  • 14. Informality is becoming more common even in non-agriculture jobs 14 Informal Sector Employment in Latin America and Asia 1980-2008 0 2 4 6 8 10 12 30 40 50 60 1980-19851990-19952003-2008 PercaprealGDP(2005PPP$'000) ShareofInformalEmployment Latin America Informal Employment (%) Per capita real GDP (2005 PPP constant $ '000) 0 2 4 6 8 10 12 30 40 50 60 PercaprealGDP(2005PPP$'000) ShareofInformalEmployment Developing Asia Informal Employment (%) Per capita real GDP (2005 PPP constant $ '000) Data source: ILO LABORSTA, CHIP, NSS-EUS
  • 15. Formal versus Informal Employment Informal employment is typically lower quality and associated with: • Lower income • Underemployment • Less security • Absence of social safety nets Benefits Received by Formal and Informal Wage Workers (% of total formal/informal wage jobs with benefit) 0 20 40 60 80 100 Armenia Bangladesh Yogyakarta Pension Armenia Bangladesh Yogyakarta Sick Leave Armenia Bangladesh Banten Yogyakarta Maternity/Paternity Leave Armenia Bangladesh Yogyakarta Vacation Leave Formal Informal 15
  • 16. Income and stability are most important for majority of workers 16 0 20 40 60 80 Azerbaijan Armenia Kyrgyz Rep. Malaysia OECD Bangladesh Thailand PRC Georgia India Indonesia Philippines Viet Nam Safety/Security 0 20 40 60 80 OECD Indonesia Viet Nam Philippines PRC India Kyrgyz Rep. Georgia Thailand Bangladesh Armenia Malaysia Azerbaijan Good Income Source: Staff estimates based on unit record data from the World Values Survey, 2000 -2008 Percent of Workers Reporting Certain Attributes as Most Important in a Job
  • 17. Quality of Employment Enhances Worker’s Well-Being Fully-employed workers are more likely to report the highest well- being. 17 0 5 10 15 20 25 30 35 Unemployed Employed part time, looking for full time Employed part time, not looking for full time Employed full time (by self) Employed full time (by employer) percent Workforce Well-Being, Thriving Worldwide 2009-2010
  • 18. Better Employment Can Enhance Firm Productivity and Profits • Efficiency wage hypothesis implies worker effort and productivity depends positively on wages (Stiglitz 1976) • Human resource management literature indicates pay for performance schemes, target setting, and communication associated with higher productivity and profits (Bloom and Van Reenan 2010) 18

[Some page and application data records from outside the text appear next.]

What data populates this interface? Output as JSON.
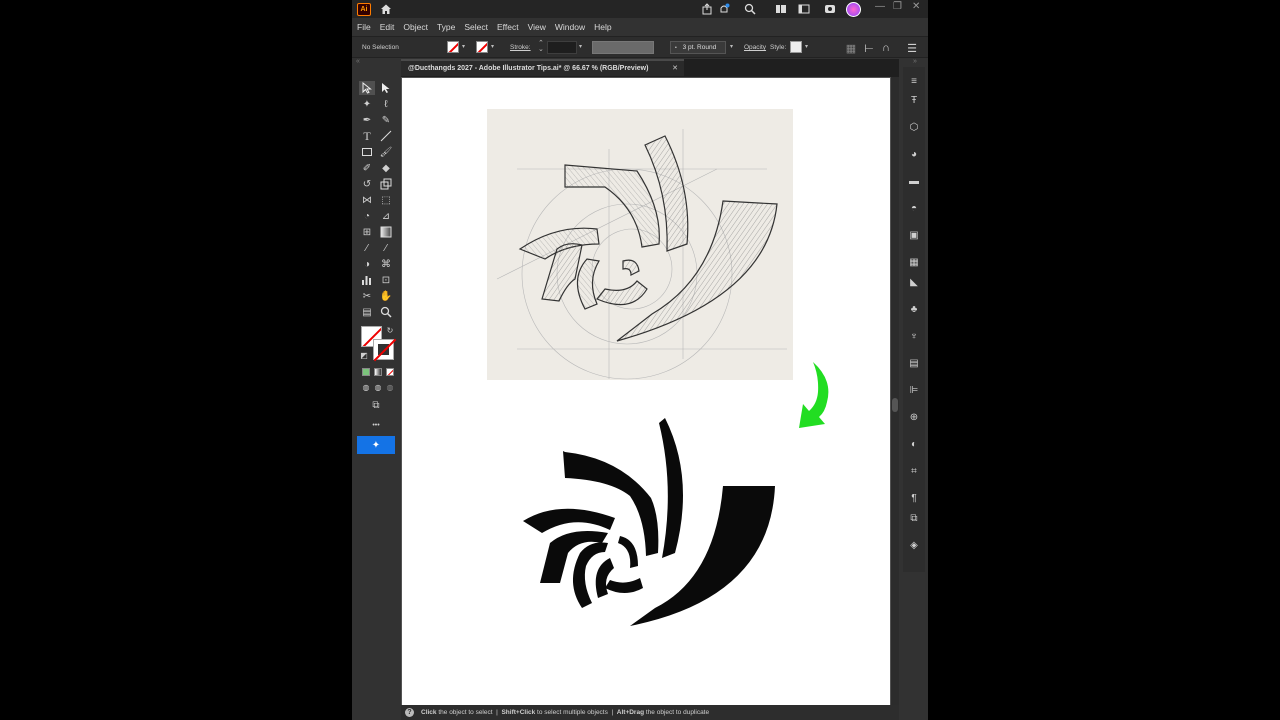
{
  "app": {
    "logo_text": "Ai",
    "accent": "#ff9a00",
    "selection_blue": "#1473e6"
  },
  "titlebar": {
    "icons": [
      "home-icon",
      "share-icon",
      "notifications-icon",
      "search-icon",
      "arrange-documents-icon",
      "workspace-icon",
      "cloud-icon",
      "avatar-icon"
    ]
  },
  "menu": {
    "items": [
      "File",
      "Edit",
      "Object",
      "Type",
      "Select",
      "Effect",
      "View",
      "Window",
      "Help"
    ]
  },
  "control_bar": {
    "selection_label": "No Selection",
    "stroke_label": "Stroke:",
    "brush_label": "3 pt. Round",
    "opacity_label": "Opacity",
    "style_label": "Style:"
  },
  "document": {
    "tab_title": "@Ducthangds 2027 - Adobe Illustrator Tips.ai* @ 66.67 % (RGB/Preview)",
    "close_glyph": "✕"
  },
  "tools": {
    "more_glyph": "•••"
  },
  "status": {
    "help_glyph": "?",
    "hint_1": "Click",
    "hint_1_rest": " the object to select  |  ",
    "hint_2": "Shift+Click",
    "hint_2_rest": " to select multiple objects  |  ",
    "hint_3": "Alt+Drag",
    "hint_3_rest": " the object to duplicate"
  },
  "artwork": {
    "arrow_color": "#22dd22",
    "logo_color": "#0a0a0a"
  }
}
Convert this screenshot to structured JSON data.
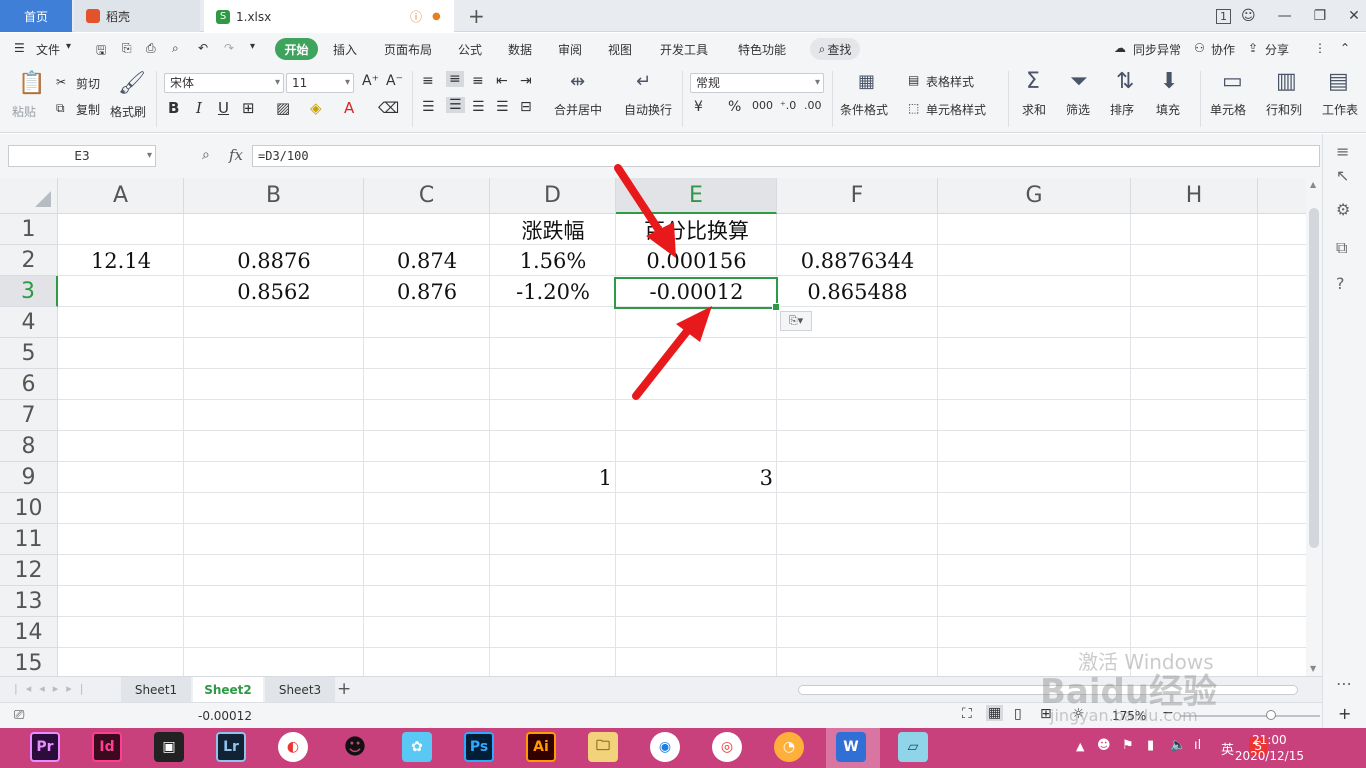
{
  "tabs": {
    "home": "首页",
    "docer": "稻壳",
    "file": "1.xlsx"
  },
  "window": {
    "badge": "1"
  },
  "menu": {
    "file": "文件",
    "items": [
      "开始",
      "插入",
      "页面布局",
      "公式",
      "数据",
      "审阅",
      "视图",
      "开发工具",
      "特色功能"
    ],
    "search": "查找",
    "sync": "同步异常",
    "collab": "协作",
    "share": "分享"
  },
  "ribbon": {
    "paste": "粘贴",
    "cut": "剪切",
    "copy": "复制",
    "format_painter": "格式刷",
    "font": "宋体",
    "size": "11",
    "merge": "合并居中",
    "wrap": "自动换行",
    "number_format": "常规",
    "cond_format": "条件格式",
    "table_style": "表格样式",
    "cell_style": "单元格样式",
    "sum": "求和",
    "filter": "筛选",
    "sort": "排序",
    "fill": "填充",
    "cell": "单元格",
    "rowcol": "行和列",
    "sheet": "工作表"
  },
  "formula": {
    "namebox": "E3",
    "fx": "fx",
    "value": "=D3/100"
  },
  "grid": {
    "columns": [
      "A",
      "B",
      "C",
      "D",
      "E",
      "F",
      "G",
      "H"
    ],
    "rows": [
      "1",
      "2",
      "3",
      "4",
      "5",
      "6",
      "7",
      "8",
      "9",
      "10",
      "11",
      "12",
      "13",
      "14",
      "15"
    ],
    "cells": {
      "D1": "涨跌幅",
      "E1": "百分比换算",
      "A2": "12.14",
      "B2": "0.8876",
      "C2": "0.874",
      "D2": "1.56%",
      "E2": "0.000156",
      "F2": "0.8876344",
      "B3": "0.8562",
      "C3": "0.876",
      "D3": "-1.20%",
      "E3": "-0.00012",
      "F3": "0.865488",
      "D9": "1",
      "E9": "3"
    },
    "selected": "E3"
  },
  "sheets": [
    "Sheet1",
    "Sheet2",
    "Sheet3"
  ],
  "active_sheet": "Sheet2",
  "status": {
    "value": "-0.00012",
    "zoom": "175%"
  },
  "taskbar": {
    "apps": [
      "Pr",
      "Id",
      "Lr",
      "Ps",
      "Ai"
    ],
    "ime": "英",
    "time": "21:00",
    "date": "2020/12/15"
  },
  "watermark": {
    "activate": "激活 Windows",
    "site": "jingyan.baidu.com",
    "brand": "Baidu经验"
  },
  "colors": {
    "accent_green": "#2e9a45",
    "tab_blue": "#3f7fd8",
    "taskbar": "#c9417c",
    "arrow_red": "#e8191b"
  }
}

  • 19. Productivity Growth Key to Promoting Higher Wage Employment 19 -4 -2 0 2 4 6 8 10 12 14 16 18 BruneiDarussalam Singapore Japan Philippines Thailand Taipei,China Bangladesh Korea,Rep.of SriLanka Malaysia HongKong,China Indonesia Mongolia India VietNam PRC Percent Real Wages and Labor Productivity Growth 2001 to 2008 Labor Productivity wage
  • 20. 2020 Summary • Middle class in developing Asia is rapidly expanding and key to rebalancing. • Growing Asian middle class provides business opportunities. • Vulnerability of middle class, requires policies targeted to their needs. • Generating more formal employment opportunities may be key way to support and build the middle class.
  • 21. Many Challenges • Skill biased technological change • Restrictive labor and industrial policies • Uncompetitive markets (SOEs and Monopolies) • Demographic changes 21
  • 22. 22 Policies to Nurture Middle Class and Improve Employment • Stable and sustained economic growth • Greater infrastructure development • Increased FDI • Skill development through quality technical and vocational education • Managed migration from lower productivity to higher value added sectors. • Safety nets especially for informal workers
  • 23. Concluding Remarks • General policy prescriptions given tell us little about how to implement the policies. • Need greater in-depth micro studies to better understand true effects of policies on distribution. 23
  • 24. 2424 Thank you. KEY INDICATORS FOR ASIA AND THE PACIFIC http://www.adb.org/publications/key-indicators-asia-and- pacific-2010 http://www.adb.org/key-indicators/2011/main